However, this leaves untouched unfair competition with workers overseas, whose lower wages and benefits definitely put downward pressures on the living standards of U.S. workers.
"Bad trade agreements that do not have worker protections" Karl Kramer, campaign co-director of the San Francisco Living Wage Coalition, told me, "and rely on moving manufacturing and production to low-wage areas of the world are causing a vicious spiral to the bottom, without a safety net for those displaced from their livelihoods."
It is precisely these outsourcing threats that are regularly aimed at U.S. workers who chafe at continuous pressures to lower working conditions, wages and benefits.
For example, while it is widely disputed just how many job losses result directly from the NAFTA free trade agreement enacted 22 years ago, it is indisputable that since its enactment, over 5 million manufacturing U.S. jobs have been lost and 57,000 plants closed.
A very unsettling statistic, to say the least.
In any case, elementary international labor solidarity requires struggling to raise the living conditions of working people everywhere, thus eliminating being used as competing pawns on the global investors' chess board.

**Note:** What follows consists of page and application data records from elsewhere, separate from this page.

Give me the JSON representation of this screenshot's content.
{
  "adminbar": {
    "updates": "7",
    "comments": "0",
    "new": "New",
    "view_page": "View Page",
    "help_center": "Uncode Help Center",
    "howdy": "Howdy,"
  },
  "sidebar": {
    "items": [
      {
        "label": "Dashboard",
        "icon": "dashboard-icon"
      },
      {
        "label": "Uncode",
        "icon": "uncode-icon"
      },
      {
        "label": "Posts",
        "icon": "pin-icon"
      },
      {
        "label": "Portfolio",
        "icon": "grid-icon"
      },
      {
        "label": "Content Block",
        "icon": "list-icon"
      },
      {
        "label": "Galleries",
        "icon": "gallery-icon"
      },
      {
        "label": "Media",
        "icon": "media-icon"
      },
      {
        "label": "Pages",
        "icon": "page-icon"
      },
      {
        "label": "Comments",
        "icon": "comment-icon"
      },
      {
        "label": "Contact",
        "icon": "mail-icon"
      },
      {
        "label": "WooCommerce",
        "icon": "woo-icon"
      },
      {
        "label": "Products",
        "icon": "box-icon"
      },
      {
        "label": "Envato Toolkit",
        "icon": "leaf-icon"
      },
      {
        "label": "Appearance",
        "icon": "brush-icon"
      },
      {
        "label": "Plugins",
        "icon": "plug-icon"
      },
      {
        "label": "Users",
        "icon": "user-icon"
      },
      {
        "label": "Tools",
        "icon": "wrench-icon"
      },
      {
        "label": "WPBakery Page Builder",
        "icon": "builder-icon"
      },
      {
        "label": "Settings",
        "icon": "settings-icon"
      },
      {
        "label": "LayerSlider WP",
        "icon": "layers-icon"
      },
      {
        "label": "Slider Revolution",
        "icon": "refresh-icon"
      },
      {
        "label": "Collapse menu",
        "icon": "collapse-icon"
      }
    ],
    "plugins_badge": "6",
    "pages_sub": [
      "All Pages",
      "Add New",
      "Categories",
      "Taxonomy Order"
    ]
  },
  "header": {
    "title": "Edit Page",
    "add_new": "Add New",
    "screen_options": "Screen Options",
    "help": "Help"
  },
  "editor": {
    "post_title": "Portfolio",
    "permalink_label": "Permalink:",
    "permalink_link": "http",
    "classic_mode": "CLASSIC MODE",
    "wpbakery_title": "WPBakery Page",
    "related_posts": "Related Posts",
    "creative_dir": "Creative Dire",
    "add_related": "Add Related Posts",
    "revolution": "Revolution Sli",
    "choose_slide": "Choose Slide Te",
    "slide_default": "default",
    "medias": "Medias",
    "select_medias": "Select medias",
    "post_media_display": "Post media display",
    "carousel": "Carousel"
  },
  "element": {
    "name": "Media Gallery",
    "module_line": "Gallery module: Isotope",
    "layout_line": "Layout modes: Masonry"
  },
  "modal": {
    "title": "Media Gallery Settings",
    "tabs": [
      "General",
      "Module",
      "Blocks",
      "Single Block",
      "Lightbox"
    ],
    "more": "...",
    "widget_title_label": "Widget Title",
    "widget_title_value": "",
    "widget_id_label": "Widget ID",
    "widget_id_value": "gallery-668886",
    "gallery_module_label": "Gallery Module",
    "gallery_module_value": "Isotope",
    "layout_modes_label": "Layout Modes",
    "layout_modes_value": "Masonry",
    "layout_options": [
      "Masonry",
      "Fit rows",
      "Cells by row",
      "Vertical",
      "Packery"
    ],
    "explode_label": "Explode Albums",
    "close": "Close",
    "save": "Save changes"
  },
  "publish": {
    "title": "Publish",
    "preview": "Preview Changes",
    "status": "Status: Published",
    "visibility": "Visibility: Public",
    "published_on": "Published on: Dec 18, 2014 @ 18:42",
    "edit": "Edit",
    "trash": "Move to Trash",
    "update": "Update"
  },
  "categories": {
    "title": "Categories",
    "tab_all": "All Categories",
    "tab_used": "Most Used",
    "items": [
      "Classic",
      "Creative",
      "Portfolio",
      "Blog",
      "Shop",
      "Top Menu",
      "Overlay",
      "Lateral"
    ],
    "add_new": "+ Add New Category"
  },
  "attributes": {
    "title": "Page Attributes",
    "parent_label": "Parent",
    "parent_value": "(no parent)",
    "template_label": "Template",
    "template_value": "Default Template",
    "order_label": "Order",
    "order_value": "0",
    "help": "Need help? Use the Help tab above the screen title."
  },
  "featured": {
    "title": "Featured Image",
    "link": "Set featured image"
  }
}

I WOULD, therefore, suggest incorporating "prevailing wage" language into all trade agreements--stipulating, for example, "that workers in all forms of production within the various countries targeted for investment by U.S. companies must meet the comparable prevailing wages and benefits of similar production in the U.S., where the investments originated."
This would eliminate a major incentive to offshore jobs by exploiting as a competitive advantage the vastly lower wages and benefit of workers in foreign countries.

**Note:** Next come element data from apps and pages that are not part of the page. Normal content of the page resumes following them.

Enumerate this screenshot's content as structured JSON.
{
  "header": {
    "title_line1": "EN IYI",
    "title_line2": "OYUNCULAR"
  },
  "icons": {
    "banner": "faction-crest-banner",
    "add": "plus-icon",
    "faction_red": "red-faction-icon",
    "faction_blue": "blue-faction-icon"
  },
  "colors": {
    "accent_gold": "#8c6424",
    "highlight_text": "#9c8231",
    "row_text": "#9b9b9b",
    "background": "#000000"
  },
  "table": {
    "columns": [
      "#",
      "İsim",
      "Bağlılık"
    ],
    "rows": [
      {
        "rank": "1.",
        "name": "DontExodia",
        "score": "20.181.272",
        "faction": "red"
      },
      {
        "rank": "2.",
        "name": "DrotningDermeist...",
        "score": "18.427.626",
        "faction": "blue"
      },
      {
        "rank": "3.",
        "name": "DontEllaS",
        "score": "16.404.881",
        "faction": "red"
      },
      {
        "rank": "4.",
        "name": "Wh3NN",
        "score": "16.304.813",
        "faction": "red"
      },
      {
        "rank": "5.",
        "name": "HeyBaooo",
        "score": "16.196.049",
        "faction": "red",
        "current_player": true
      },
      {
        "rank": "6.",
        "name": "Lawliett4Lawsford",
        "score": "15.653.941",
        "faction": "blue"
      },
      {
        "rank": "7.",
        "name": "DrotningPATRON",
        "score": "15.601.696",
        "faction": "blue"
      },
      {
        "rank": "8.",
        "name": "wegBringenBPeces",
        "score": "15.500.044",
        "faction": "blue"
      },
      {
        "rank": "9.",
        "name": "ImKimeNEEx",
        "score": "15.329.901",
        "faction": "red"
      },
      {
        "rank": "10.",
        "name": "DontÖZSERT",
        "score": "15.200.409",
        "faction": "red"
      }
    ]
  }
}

One would hope American workers threatened with displacement would see the mutual benefits of this international solidarity proposal.
By the same token, U.S. export traders should not continue to enjoy their enormous competitive edge over poorer countries that have inferior technology, little or no financial support from their government and far less access to private capital.
Local producers, including small famers, in countries that face a surge of U.S. exports should have access to comparable amounts of capital, state subsidies and technology as American exporters in exchange for a requirement that business entities would pay prevailing wages comparable to those in the U.S. and that they would allow for full labor rights to organize and bargain.
This would, again, level the playing field, reduce trading advantages due to poverty and allow the axis of trade to be focused on the actual use value and quality of the product and not on the uneven exchange rate due to exploitation.
It would also allow for products more natural to local areas to be produced closer to home, eliminating wasteful added labor of exporting from developed countries hundreds or thousands of miles away.
This is the case in Mexico where the domestic corn crop has been eviscerated by the massive flooding into their market of U.S. government-subsidized corn, which has been blamed for the displacement over the last two decades of two million campesinos, who had been the crop's main producers for centuries.
"It's been roughly a tripling, quadrupling, quintupling of U.S. corn exports to Mexico, depending on the year," according to Timothy A. Wise, the director of research and policy at the Global Development and Environment Institute at Tufts University.
Demanding a level playing field of all working people across the globe that would in essence "export" the wage and benefit standards of U.S. workers is certainly a far more effective and decent expression of international solidarity than the AFL-CIO's chauvinistic, frequently racist and continually futile "Buy American" campaign.
Obviously, Equal Trade is a very radical proposal with enormous obstacles in its path while the economy remains in private hands.
For sure, the idea projects a vision of a new society where a world community of peoples acting together replaces the corporate, competitive world of nation states in which we currently live.
But, is that not worth thinking about? After all, it's not only the poets who should think about reshaping our world.